The message? “That stays in the room,” said head coach Craig Berube.
Whatever the message, if fight back is what the GM wanted, it is hard to say he did not receive just that. Emery’s actions, while exciting and a wake-up to a dead crowd, created its own firestorm that will hurt the Flyers in more ways than one.
What Emery did is a disgrace to goaltenders and the integrity of the sport. He jumped a goalie that clearly did not want to join the fracas, and then proceeded to punch him despite Braden Holtby not dropping his gloves.
What kind of discipline Emery receives is yet to be known, but it almost surely means the net will be Steve Mason’s for an extended period. This is not really bad news for the Flyers, though, as Mason far exceeded Emery and seemed to win the starting job after the season started as a goaltender-by-committee system.
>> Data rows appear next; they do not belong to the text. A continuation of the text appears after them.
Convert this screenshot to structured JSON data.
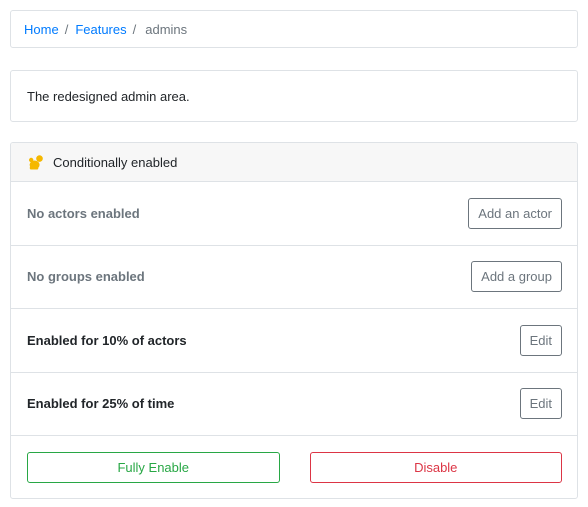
{
  "breadcrumb": {
    "items": [
      {
        "label": "Home"
      },
      {
        "label": "Features"
      }
    ],
    "separator": "/",
    "active": "admins"
  },
  "feature": {
    "description": "The redesigned admin area."
  },
  "gate": {
    "status_title": "Conditionally enabled",
    "status_icon": "squirrel-icon",
    "status_color": "#f5b800",
    "rows": [
      {
        "label": "No actors enabled",
        "button": "Add an actor"
      },
      {
        "label": "No groups enabled",
        "button": "Add a group"
      },
      {
        "label": "Enabled for 10% of actors",
        "button": "Edit"
      },
      {
        "label": "Enabled for 25% of time",
        "button": "Edit"
      }
    ],
    "fully_enable_label": "Fully Enable",
    "disable_label": "Disable"
  },
  "colors": {
    "link": "#007bff",
    "success": "#28a745",
    "danger": "#dc3545",
    "muted": "#6c757d"
  }
}
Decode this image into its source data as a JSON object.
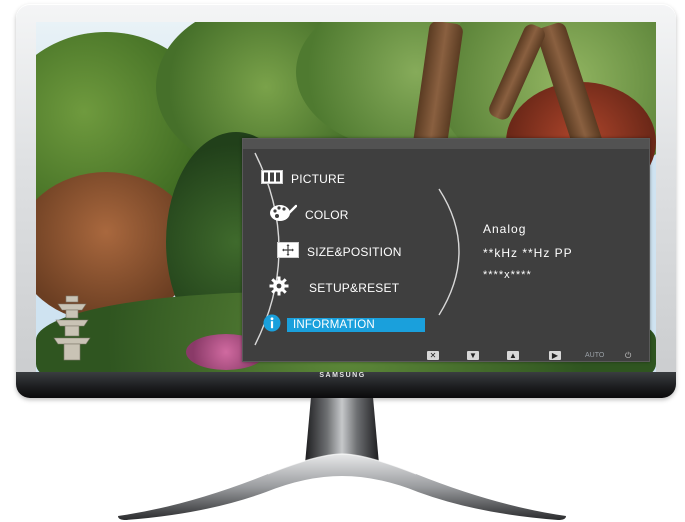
{
  "brand": "SAMSUNG",
  "osd": {
    "menu_items": [
      {
        "label": "PICTURE",
        "icon": "picture-icon"
      },
      {
        "label": "COLOR",
        "icon": "palette-icon"
      },
      {
        "label": "SIZE&POSITION",
        "icon": "size-position-icon"
      },
      {
        "label": "SETUP&RESET",
        "icon": "gear-icon"
      },
      {
        "label": "INFORMATION",
        "icon": "information-icon",
        "selected": true
      }
    ],
    "info": {
      "signal": "Analog",
      "frequency": "**kHz **Hz PP",
      "resolution": "****x****"
    },
    "footer": {
      "exit": "✕",
      "down": "▼",
      "up": "▲",
      "enter": "▶",
      "auto": "AUTO",
      "power": "⏻"
    },
    "accent_color": "#1aa0dc"
  }
}
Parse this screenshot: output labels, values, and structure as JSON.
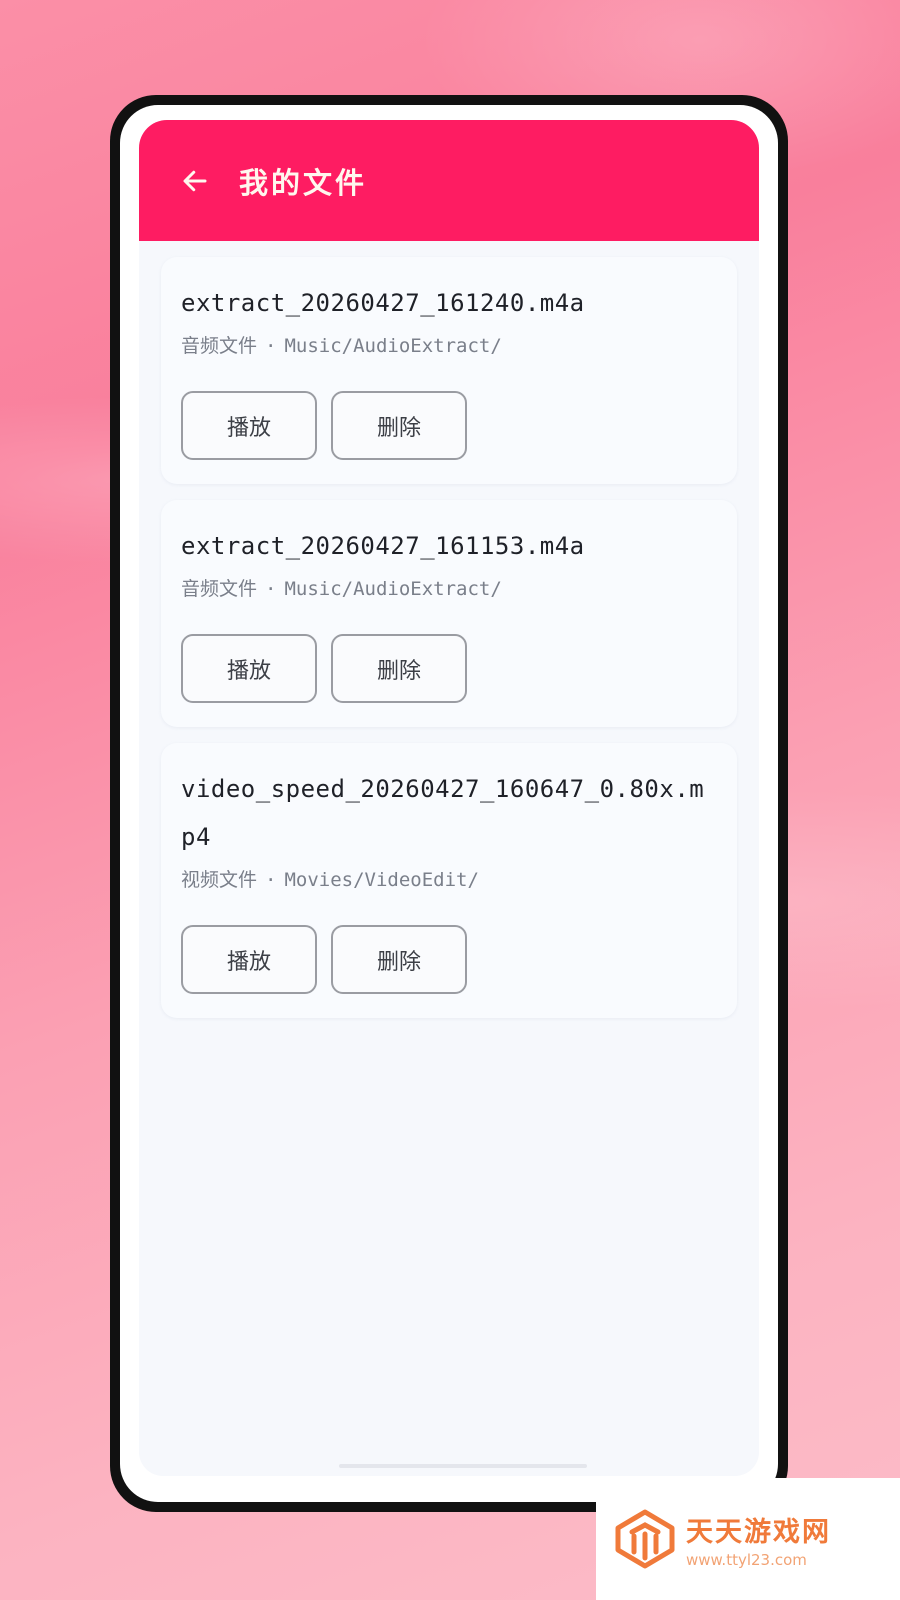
{
  "header": {
    "title": "我的文件",
    "back_icon": "arrow-left-icon"
  },
  "files": [
    {
      "name": "extract_20260427_161240.m4a",
      "type": "音频文件",
      "separator": "·",
      "path": "Music/AudioExtract/",
      "play_label": "播放",
      "delete_label": "删除"
    },
    {
      "name": "extract_20260427_161153.m4a",
      "type": "音频文件",
      "separator": "·",
      "path": "Music/AudioExtract/",
      "play_label": "播放",
      "delete_label": "删除"
    },
    {
      "name": "video_speed_20260427_160647_0.80x.mp4",
      "type": "视频文件",
      "separator": "·",
      "path": "Movies/VideoEdit/",
      "play_label": "播放",
      "delete_label": "删除"
    }
  ],
  "watermark": {
    "name": "天天游戏网",
    "url": "www.ttyl23.com"
  },
  "colors": {
    "appbar": "#fe1c62",
    "title": "#fff7ee",
    "watermark": "#f07a3a"
  }
}
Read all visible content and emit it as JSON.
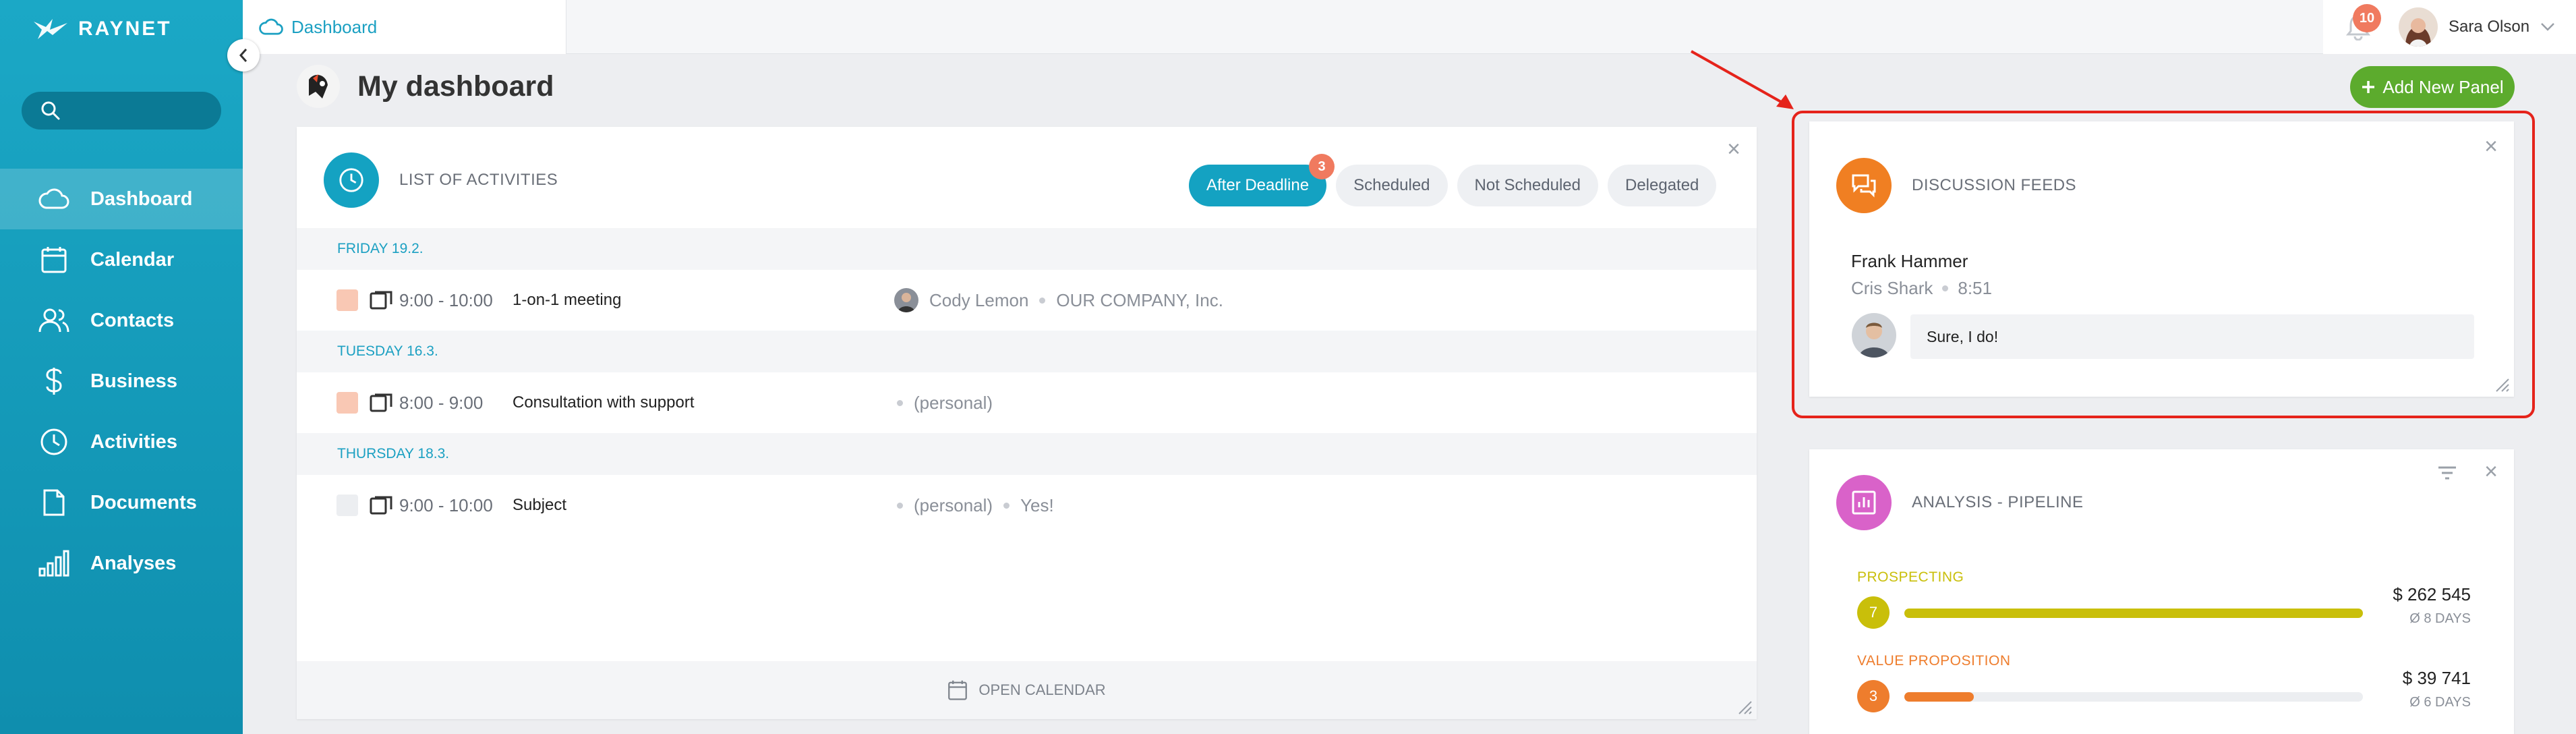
{
  "app": {
    "logo_text": "RAYNET"
  },
  "sidebar": {
    "search_placeholder": "",
    "items": [
      {
        "label": "Dashboard",
        "icon": "cloud-icon",
        "active": true
      },
      {
        "label": "Calendar",
        "icon": "calendar-icon"
      },
      {
        "label": "Contacts",
        "icon": "contacts-icon"
      },
      {
        "label": "Business",
        "icon": "dollar-icon"
      },
      {
        "label": "Activities",
        "icon": "clock-icon"
      },
      {
        "label": "Documents",
        "icon": "document-icon"
      },
      {
        "label": "Analyses",
        "icon": "bar-chart-icon"
      }
    ]
  },
  "topbar": {
    "tab_label": "Dashboard",
    "notification_count": "10",
    "user_name": "Sara Olson"
  },
  "page": {
    "title": "My dashboard",
    "add_panel_label": "Add New Panel"
  },
  "activities_panel": {
    "title": "LIST OF ACTIVITIES",
    "filters": [
      {
        "label": "After Deadline",
        "active": true,
        "badge": "3"
      },
      {
        "label": "Scheduled"
      },
      {
        "label": "Not Scheduled"
      },
      {
        "label": "Delegated"
      }
    ],
    "groups": [
      {
        "date": "FRIDAY 19.2.",
        "rows": [
          {
            "time": "9:00 - 10:00",
            "subject": "1-on-1 meeting",
            "person": "Cody Lemon",
            "company": "OUR COMPANY, Inc.",
            "status_color": "#f9c8b4"
          }
        ]
      },
      {
        "date": "TUESDAY 16.3.",
        "rows": [
          {
            "time": "8:00 - 9:00",
            "subject": "Consultation with support",
            "company": "(personal)",
            "status_color": "#f9c8b4"
          }
        ]
      },
      {
        "date": "THURSDAY 18.3.",
        "rows": [
          {
            "time": "9:00 - 10:00",
            "subject": "Subject",
            "company": "(personal)",
            "extra": "Yes!",
            "status_color": "#eceef1"
          }
        ]
      }
    ],
    "footer_label": "OPEN CALENDAR"
  },
  "discussion_panel": {
    "title": "DISCUSSION FEEDS",
    "author": "Frank Hammer",
    "recipient": "Cris Shark",
    "time": "8:51",
    "message": "Sure, I do!"
  },
  "pipeline_panel": {
    "title": "ANALYSIS - PIPELINE",
    "stages": [
      {
        "name": "PROSPECTING",
        "count": "7",
        "amount": "$ 262 545",
        "days": "Ø 8 DAYS",
        "fill": 1.0,
        "color": "#c9bf0a"
      },
      {
        "name": "VALUE PROPOSITION",
        "count": "3",
        "amount": "$ 39 741",
        "days": "Ø 6 DAYS",
        "fill": 0.151,
        "color": "#ee7d2d"
      }
    ]
  },
  "colors": {
    "accent": "#14a2c2",
    "add_button": "#5cab2d",
    "annotation": "#e5231b"
  }
}
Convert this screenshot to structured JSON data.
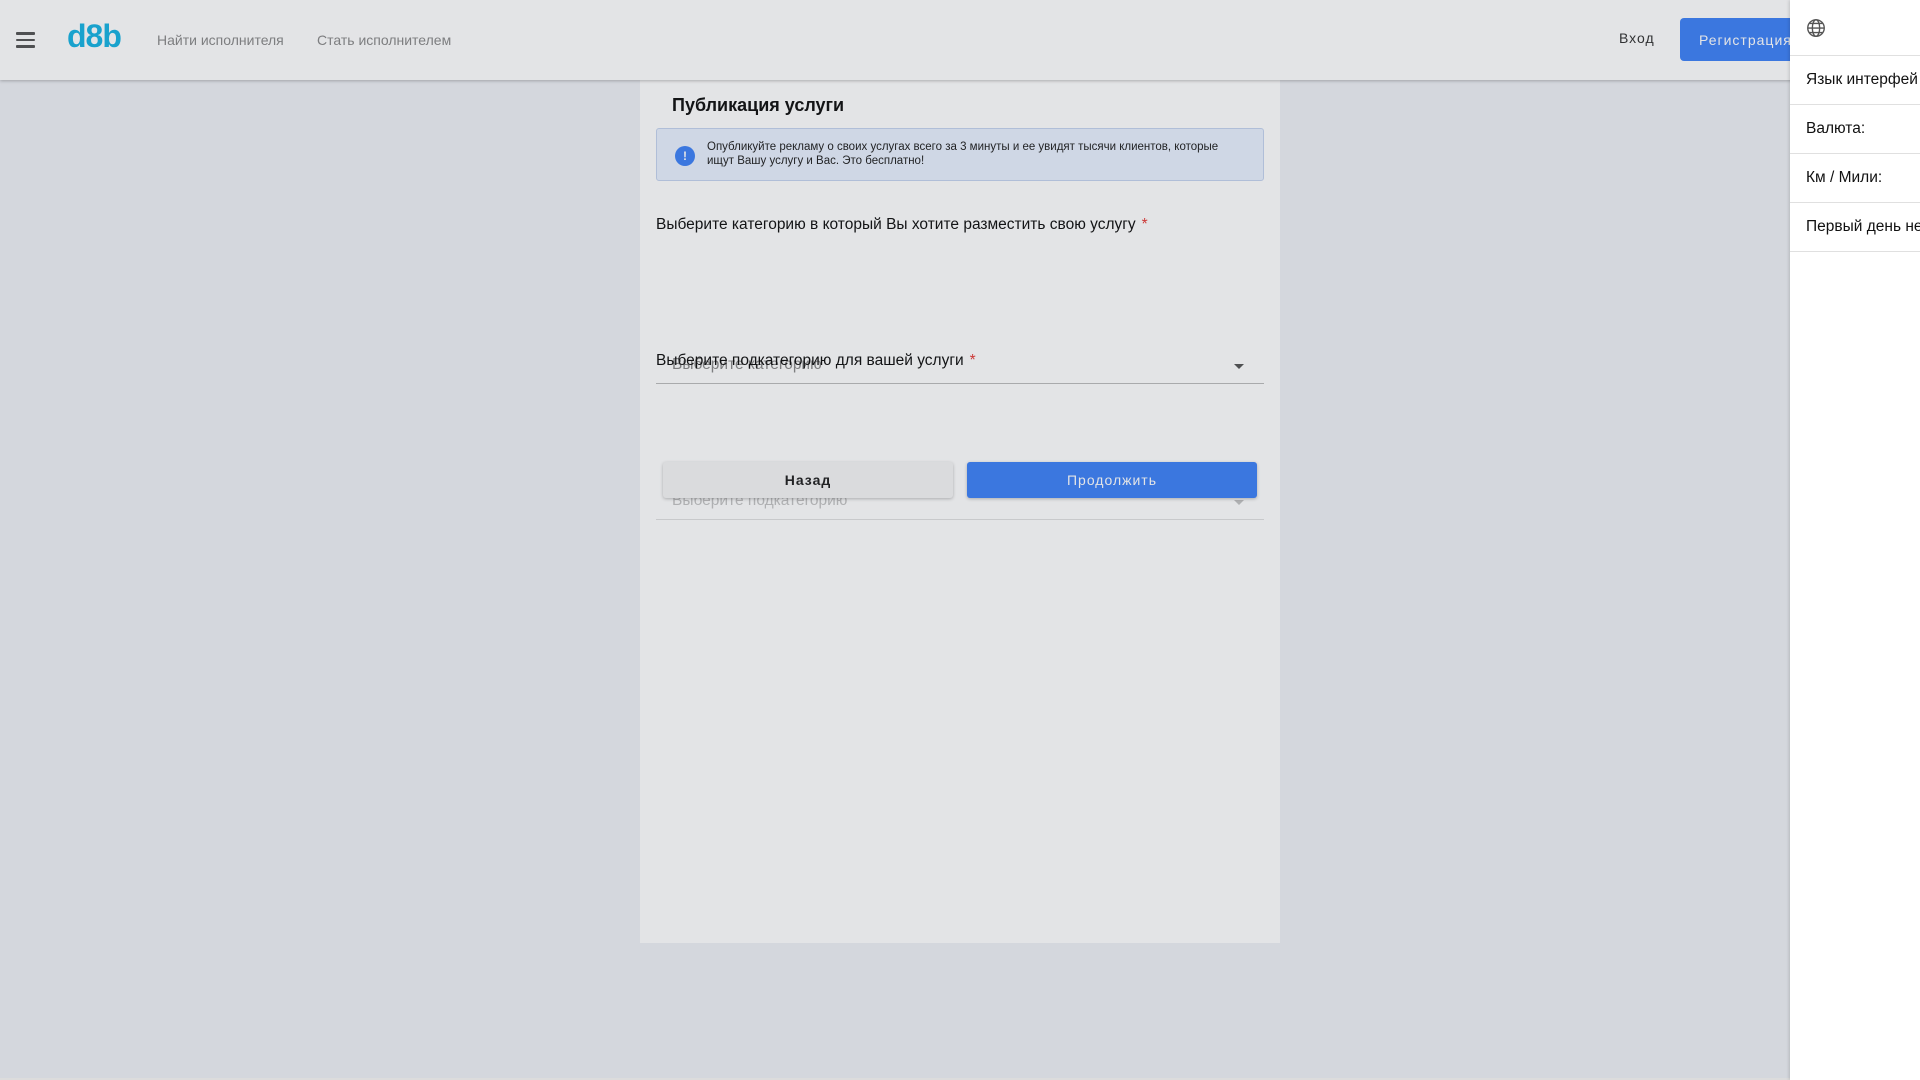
{
  "header": {
    "logo": "d8b",
    "nav": {
      "find_performer": "Найти исполнителя",
      "become_performer": "Стать исполнителем"
    },
    "login": "Вход",
    "register": "Регистрация"
  },
  "form": {
    "title": "Публикация услуги",
    "alert_icon": "!",
    "alert_text": "Опубликуйте рекламу о своих услугах всего за 3 минуты и ее увидят тысячи клиентов, которые ищут Вашу услугу и Вас. Это бесплатно!",
    "category": {
      "label": "Выберите категорию в который Вы хотите разместить свою услугу",
      "required_mark": "*",
      "placeholder": "Выберите категорию"
    },
    "subcategory": {
      "label": "Выберите подкатегорию для вашей услуги",
      "required_mark": "*",
      "placeholder": "Выберите подкатегорию"
    },
    "back_button": "Назад",
    "continue_button": "Продолжить"
  },
  "settings_drawer": {
    "icon": "globe-icon",
    "items": [
      "Язык интерфей",
      "Валюта:",
      "Км / Мили:",
      "Первый день не"
    ]
  },
  "colors": {
    "accent": "#3e82f7",
    "logo": "#17b4e3",
    "required": "#e53935"
  }
}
However, the secondary fights that did not involve Emery are more troubling. Wayne Simmonds started the melee by dropping the mitts with Tom Wilson. That fight went about as expected, with both players trading haymakers.
Brayden Schenn held his own against Alexander Urbom, and for his part, he and Urbom both received game misconducts. However, the most troubling sight for Flyers’ eyes was a scrum involving Vincent Lecavalier.
Lecavalier and Steve Oleksy was not the highest profile fight, to say the least. However, it proved to be the worst thing to happen to the Flyers. Lecavalier suffered undisclosed facial injuries in the scrap. He will miss the Flyers’ game Saturday in New Jersey and rumor has it the Flyers could be without their leading goal scorer for a longer period of time.
Sounds like Lecavalier could miss a couple weeks.
— Sam Carchidi (@BroadStBull) November 2, 2013
This is just a rumor, after all. Holmgren addressed both Lecavalier’s and Downie’s injury updates on Saturday afternoon. Lecavalier is officially listed as day-to-day.
On a team that already makes scoring look more difficult than threading a needle while blindfolded, losing a top goal scorer will only make the task more daunting.
Where Do the Flyers Even Go?
If this is not rock bottom, the Flyers have a ton to be worried about. With an already awful cap situation not being helped by the fact that Philadelphia used both amnesty buyouts in the offseason, the Flyers may have to realize their mindset has to change. Perhaps even a “fresh perspective” will be needed.
Holmgren’s words are a scathing indictment on a team that has, quite frankly, given up on more than occasion:
“Right now we’re not playing the game with any confidence, especially when we get behind. Like I said, I thought we played fifteen pretty good minutes. They got one good chance and then they ended up scoring on (I think) their second shot. We just folded up like a cheap suit. It’s hard to win in this league when you don’t win battles and you don’t use your speed; we looked like a slow team tonight, and I don’t think we are.”
Thanks to injuries attained in completely unnecessary fights, some Adirondack Phantoms will enter the Flyers’ lineup in the coming days. Tye McGinn has shown some flashes of talent, but lacks the two-way game that is asked of a bigger forward.
The long and the short of it is simply this: the Flyers are a bad hockey team. While a turnaround is mathematically far from impossible, the Flyers have found entirely new ways to lose hockey games. If the fans want to be pleased with a donnybrook style melee in a 7-0 loss, so be it. Their team is still, statistically and to the observer’s eye, a train wreck.
Without a fresh perspective, the disaster could be compounded, and quickly at that.
Ryan Smith is a proud graduate of Penn State University, having attained a degree in broadcast journalism. His experience in hockey is extensive, having covered PSU Men’s ice hockey for USCHO.com as an Arena Reporter for its first NCAA season in 2012-2013 while also serving as Penn State Athletics’ voice of women’s ice hockey home games. He was also the sports director for Penn State’s ComRadio, a student based radio station endorsed by the College of Communications. In that position, he broadcasted Penn State hockey since for four years. He can be followed on Twitter @RyanSmithHockey.